The annual population estimates for Canada and the provinces were published this week by Statistics Canada and there is good and not so good news in there for New Brunswick. The numbers are as at July 1st so they are not for the calendar year which can be confusing.
The overall population increased by 6,021 or 0.8%, slightly less than last year (6,076) and the year before (6,827) but still quite good given the pandemic. The population growth rate was 0.8%, same as last year but less than the 1% growth rate in 2019, pre-pandemic.
Once again we significantly under-performed our peers in the Maritimes. Nova Scotia’s population increased by 1% and PEI led the country again with a 1.9% growth rate. We were faster growing than the country overall for the first time in forever (shout out to Frozen).
The big concern was the 47% drop in immigration compared to the pre-pandemic 2019. This was tied for the largest percentage point drop with PEI and SK among the 10 provinces. Ontario’s immigrant numbers declined by only 22% in 2021 compared to pre-pandemic 2019. That worries me for reasons covered in a previous post.
The good news was the large influx from other provinces, mostly Ontario. New Brunswick attracted 3,900 (net) from the rest of Canada. Adjusted for population size, however, that dwarfed Nova Scotia – a province that attracted twice as many as New Brunswick adjusted for population size. Even PEI had a higher interprovincial migration rate. A good question would be why? What do the Bluenosers have over the Herringchokers? Was it access to housing? Was it Halifax? Data in the near future should shed light on this. Maybe we need a new nickname.
Where are these interprovincial migrants coming from? Well, Ontario, of course. over 6,100 of them in 2020 to 2021. On a net basis we attracted 3,388 more than we lost to Ontario. However, adjusted for population size we lost more population to Nova Scotia in 2020-2021.

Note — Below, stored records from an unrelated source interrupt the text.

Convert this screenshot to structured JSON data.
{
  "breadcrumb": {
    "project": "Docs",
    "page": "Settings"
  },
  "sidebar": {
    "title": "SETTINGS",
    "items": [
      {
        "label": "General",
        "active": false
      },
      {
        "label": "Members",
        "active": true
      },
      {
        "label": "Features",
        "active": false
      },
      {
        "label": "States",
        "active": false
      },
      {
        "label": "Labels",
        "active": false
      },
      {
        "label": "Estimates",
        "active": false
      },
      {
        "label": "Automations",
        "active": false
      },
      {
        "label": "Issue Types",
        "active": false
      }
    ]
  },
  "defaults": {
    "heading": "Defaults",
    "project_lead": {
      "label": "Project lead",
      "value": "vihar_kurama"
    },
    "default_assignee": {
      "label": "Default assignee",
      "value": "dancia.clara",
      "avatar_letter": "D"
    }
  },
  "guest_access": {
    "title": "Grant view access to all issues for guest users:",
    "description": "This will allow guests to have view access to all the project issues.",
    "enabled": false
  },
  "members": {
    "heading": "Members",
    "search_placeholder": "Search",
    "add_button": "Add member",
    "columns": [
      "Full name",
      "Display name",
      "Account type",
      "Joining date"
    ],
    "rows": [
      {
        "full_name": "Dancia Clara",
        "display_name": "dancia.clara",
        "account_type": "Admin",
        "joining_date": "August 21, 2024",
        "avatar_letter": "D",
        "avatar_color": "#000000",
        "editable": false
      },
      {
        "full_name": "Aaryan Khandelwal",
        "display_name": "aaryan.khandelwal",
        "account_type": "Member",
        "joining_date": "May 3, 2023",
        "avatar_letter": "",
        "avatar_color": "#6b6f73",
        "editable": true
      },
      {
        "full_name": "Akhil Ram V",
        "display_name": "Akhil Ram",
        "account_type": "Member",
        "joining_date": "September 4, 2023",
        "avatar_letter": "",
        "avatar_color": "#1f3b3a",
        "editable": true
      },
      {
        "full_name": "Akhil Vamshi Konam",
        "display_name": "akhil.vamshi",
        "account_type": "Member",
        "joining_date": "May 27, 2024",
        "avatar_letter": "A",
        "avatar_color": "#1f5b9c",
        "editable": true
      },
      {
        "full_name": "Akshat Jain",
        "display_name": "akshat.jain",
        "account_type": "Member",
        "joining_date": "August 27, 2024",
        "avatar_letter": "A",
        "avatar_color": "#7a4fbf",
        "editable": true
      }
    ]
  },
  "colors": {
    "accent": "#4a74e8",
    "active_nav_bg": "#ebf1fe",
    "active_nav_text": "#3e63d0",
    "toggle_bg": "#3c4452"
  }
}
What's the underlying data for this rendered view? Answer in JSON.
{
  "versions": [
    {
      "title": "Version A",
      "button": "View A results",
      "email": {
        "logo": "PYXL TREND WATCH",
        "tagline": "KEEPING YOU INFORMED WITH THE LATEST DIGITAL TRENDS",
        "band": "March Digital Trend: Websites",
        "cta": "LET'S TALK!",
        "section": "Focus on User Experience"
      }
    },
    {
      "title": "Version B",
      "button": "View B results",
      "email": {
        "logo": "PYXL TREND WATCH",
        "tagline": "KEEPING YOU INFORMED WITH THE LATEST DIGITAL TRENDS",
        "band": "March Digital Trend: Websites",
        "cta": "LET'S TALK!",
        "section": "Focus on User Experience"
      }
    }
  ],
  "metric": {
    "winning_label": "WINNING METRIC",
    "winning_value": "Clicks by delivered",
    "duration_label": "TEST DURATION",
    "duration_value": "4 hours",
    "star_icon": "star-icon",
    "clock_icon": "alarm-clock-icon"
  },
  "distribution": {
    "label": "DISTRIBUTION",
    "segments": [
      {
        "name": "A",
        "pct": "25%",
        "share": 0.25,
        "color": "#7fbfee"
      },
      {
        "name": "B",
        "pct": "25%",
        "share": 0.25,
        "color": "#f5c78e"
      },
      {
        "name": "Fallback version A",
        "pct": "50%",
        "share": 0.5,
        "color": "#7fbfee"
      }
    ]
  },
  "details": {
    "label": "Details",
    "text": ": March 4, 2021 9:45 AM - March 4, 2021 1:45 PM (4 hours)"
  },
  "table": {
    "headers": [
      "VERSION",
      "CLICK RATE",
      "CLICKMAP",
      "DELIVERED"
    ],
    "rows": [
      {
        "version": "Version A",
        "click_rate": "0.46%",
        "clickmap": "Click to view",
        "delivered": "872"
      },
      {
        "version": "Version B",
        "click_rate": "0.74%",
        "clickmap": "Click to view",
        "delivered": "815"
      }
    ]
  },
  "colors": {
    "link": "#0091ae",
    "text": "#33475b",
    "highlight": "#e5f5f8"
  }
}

They don’t want our bees but apparently they take people (there is a very prominent sign at the border outlawing illegal immigrant bees, although I’m not sure how they enforce the border).
All in all the past year + 4 months has been a very interesting time economically and demographically across Canada.
If Ontario continues to lose folks to interprovincial migration you can be sure they will make it up through immigration muscling out the smaller provinces. My prediction is this will settle down after the pandemic subsides but when that will be is still in the air – we have added ‘waves’ to the pandemic lexicon.
New Brunswick needs to focus on getting its immigrant numbers back on track in addition to encouraging folks from elsewhere in Canada to move here. By my estimates I think we need to get up to 1.5% per year population growth – skewed towards younger people – to ensure we meet workforce demand into the future.